Whilst it is not an obvious application, schlieren optics can also be used to measure various aspects and processes within a combustion engine. The most common sub-applications where they are used within combustion engines is to capture the spray evaporation and spray interference from the fuel injectors, as well as the effects of when fuel and air mix within the engine and the implications that this has on the ignition and the development of the igniting flame within the engine. Another area where schlieren optics are used is to determine the effect that the electrode shape has on the igniting process—where schlieren optics can be used to determine how the arc discharge changes, and in effect how the energy transfer efficiency changes, when the shape of the electrode is altered.
There are various types of schlieren optics, and some have been adapted to utilize the principles of schlieren optics with other techniques, such as interferometry.
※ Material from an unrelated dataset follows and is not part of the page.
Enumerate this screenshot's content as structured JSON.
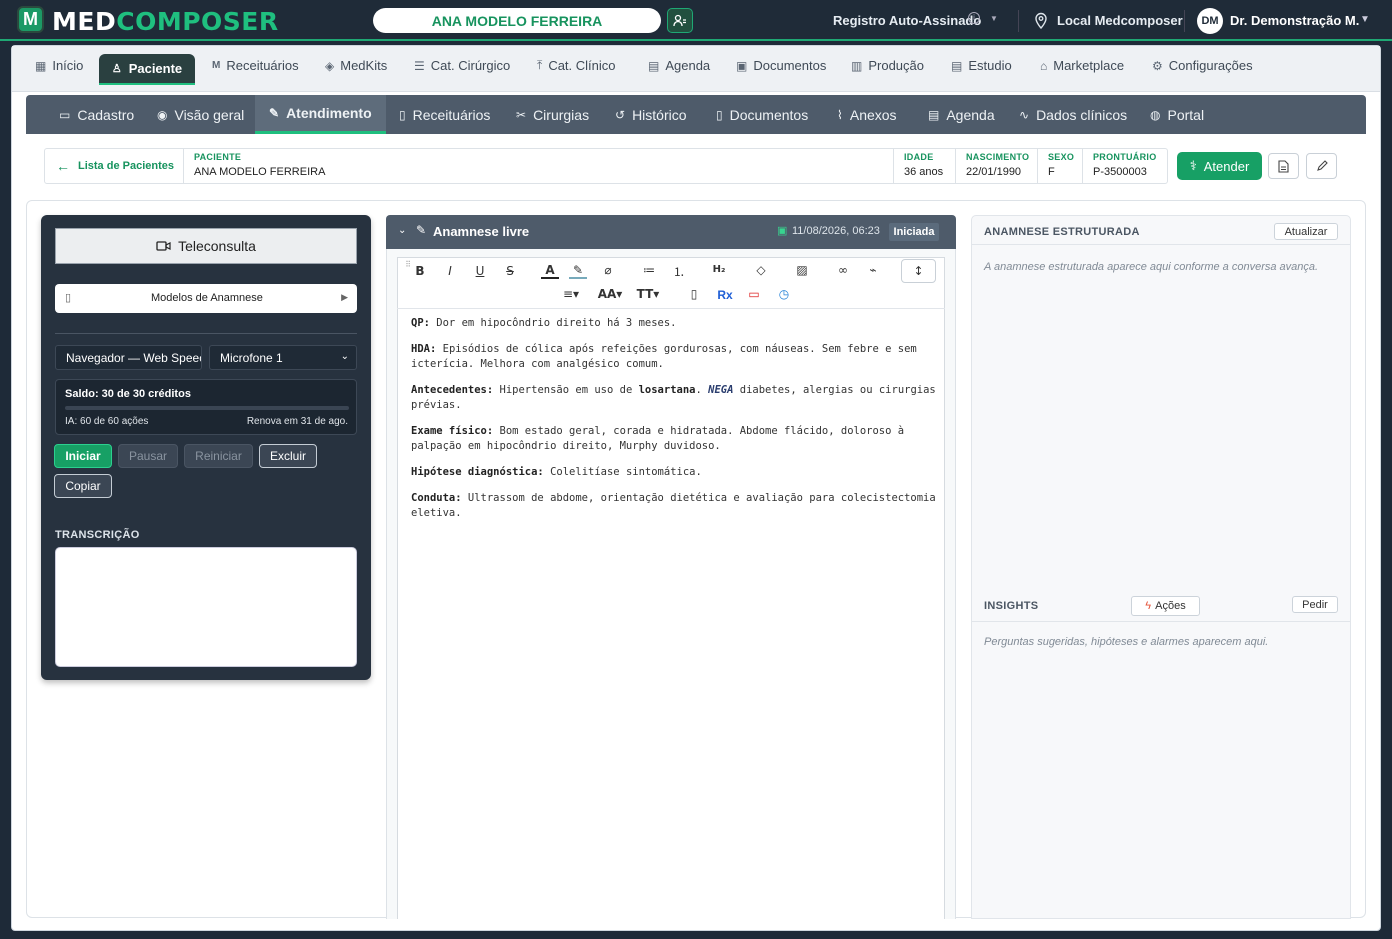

This has become a technique used to determine whether a material exhibits any inhomogeneities (or unevenness) at its surface. In a similar way to air being refracted by an object, the small bumps at the surface refract the light shone across the surface and shadow patterns are produced that depict these surface deviations.